Princes Street remains popular, although it has now fallen from its status as the most expensive place to rent shop space in Britain outside London
London is the capital city of :England and the :United Kingdom, the largest metropolitan area in the United Kingdom, and the largest urban zone in the European Union by most measures. Located on the River Thames, London has been a major settlement for two millennia, its history going back to its...

. Princes Street may be one of the few streets in the UK to have an order of Parliament
Parliament of the United Kingdom
The Parliament of the United Kingdom of Great Britain and Northern Ireland is the supreme legislative body in the United Kingdom, British Crown dependencies and British overseas territories, located in London...

 placed on it to prevent any further building on the south side, so as to preserve its open vista.


  • One of the main streets of the New Zealand city of Dunedin
    Dunedin is the second-largest city in the South Island of New Zealand, and the principal city of the Otago Region. It is considered to be one of the four main urban centres of New Zealand for historic, cultural, and geographic reasons. Dunedin was the largest city by territorial land area until...

     is named Princes Street
    Princes Street, Dunedin
    Princes Street is a major street in Dunedin, the second largest city in the South Island of New Zealand. It runs south-southwest for two kilometres from The Octagon in the city centre to the Oval sports ground, close to the city's Southern Cemetery...

     after the street in Edinburgh. Dunedin is the Gaelic form of Edinburgh's name and many of Dunedin's streets duplicate Edinburgh street names.
  • A stone run
    Stone run
    A stone run is a conspicuous rock landform, result of the erosion of particular rock varieties caused by myriad freezing-thawing cycles taking place in periglacial conditions during the last Ice Age.The actual formation of stone runs involved no less than five processes: weathering, solifluction,...

     on East Falkland
    East Falkland
    East Falkland the largest of the Falkland Islands in the South Atlantic, has an area of and a coastline long. Most of the population of the Falklands live in East Falkland, almost all of them living in the northern half of the island...

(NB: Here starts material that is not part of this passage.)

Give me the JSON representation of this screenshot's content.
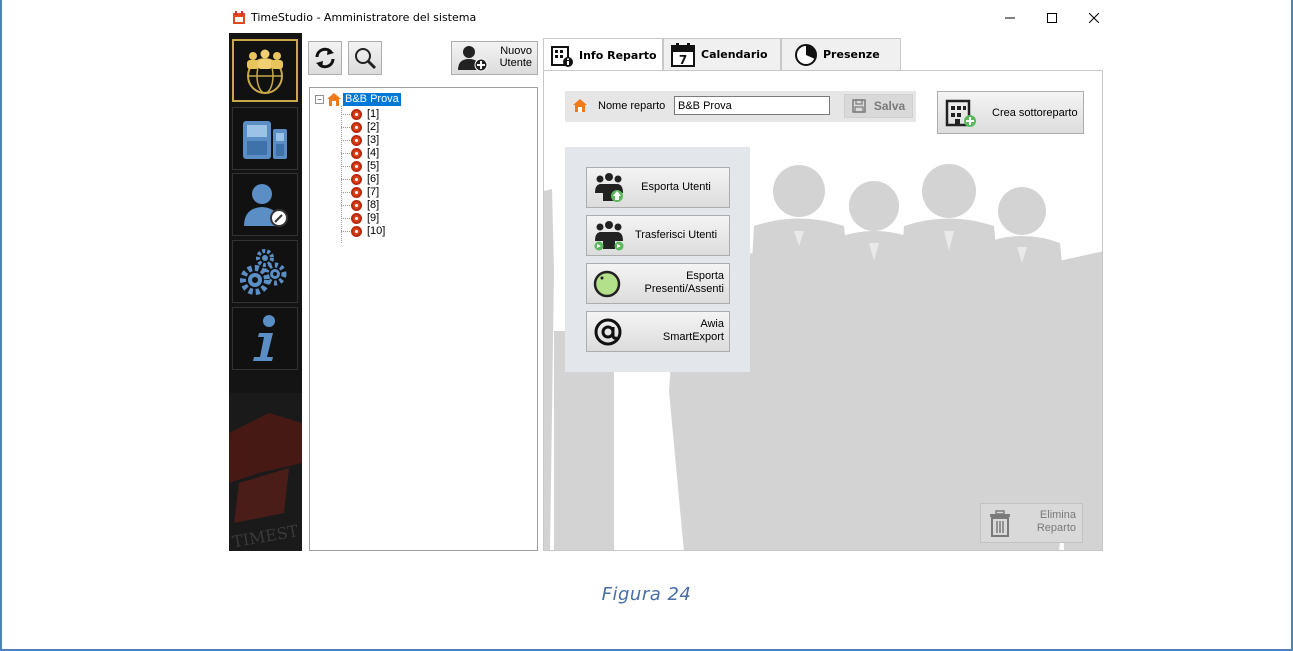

     in the Falkland Islands
    Falkland Islands
    The Falkland Islands are an archipelago in the South Atlantic Ocean, located about from the coast of mainland South America. The archipelago consists of East Falkland, West Falkland and 776 lesser islands. The capital, Stanley, is on East Falkland...

     was named "Princes Street" by Charles Darwin
    Charles Darwin
    Charles Robert Darwin FRS was an English naturalist. He established that all species of life have descended over time from common ancestry, and proposed the scientific theory that this branching pattern of evolution resulted from a process that he called natural selection.He published his theory...

    , who studied at the University of Edinburgh
    University of Edinburgh
    The University of Edinburgh, founded in 1583, is a public research university located in Edinburgh, the capital of Scotland, and a UNESCO World Heritage Site. The university is deeply embedded in the fabric of the city, with many of the buildings in the historic Old Town belonging to the university...

    . It is around four miles (6 km) long, and he thought it reminded him of the cobbles of Princes Street.
  • The floral clock dates from 1903 when it was first planted by the Park Superintendent, Mr. McHattie. It displays a different theme every summer.
  • The opening scene of the film Trainspotting
    Trainspotting (film)
    Trainspotting is a 1996 British satirical/drama film directed by Danny Boyle based on the novel of the same name by Irvine Welsh. The movie follows a group of heroin addicts in a late 1980s economically depressed area of Edinburgh and their passage through life...

    shows the main character Renton being chased by store detectives along Princes Street.
  • Sylvain Chomet's 2010 film The Illusionist features some charming animated scenes of Princes Street in the late 1950s.
The source of this article is wikipedia, the free encyclopedia.  The text of this article is licensed under the GFDL.